• [Requirement] Where does the word "false" show up in the records? Copy every line that holds it.

• [Task input]
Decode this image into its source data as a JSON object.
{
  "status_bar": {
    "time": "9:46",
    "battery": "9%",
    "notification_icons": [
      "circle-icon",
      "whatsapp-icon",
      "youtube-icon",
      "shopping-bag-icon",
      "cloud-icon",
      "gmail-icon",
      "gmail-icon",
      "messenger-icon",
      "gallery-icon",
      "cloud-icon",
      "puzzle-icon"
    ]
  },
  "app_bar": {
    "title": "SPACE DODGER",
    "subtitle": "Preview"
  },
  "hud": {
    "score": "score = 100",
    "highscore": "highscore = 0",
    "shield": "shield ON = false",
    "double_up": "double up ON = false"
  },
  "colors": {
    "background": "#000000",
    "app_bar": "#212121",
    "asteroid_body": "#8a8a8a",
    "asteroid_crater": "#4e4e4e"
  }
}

• [Solution to the exercise]
    "shield": "shield ON = false",
    "double_up": "double up ON = false"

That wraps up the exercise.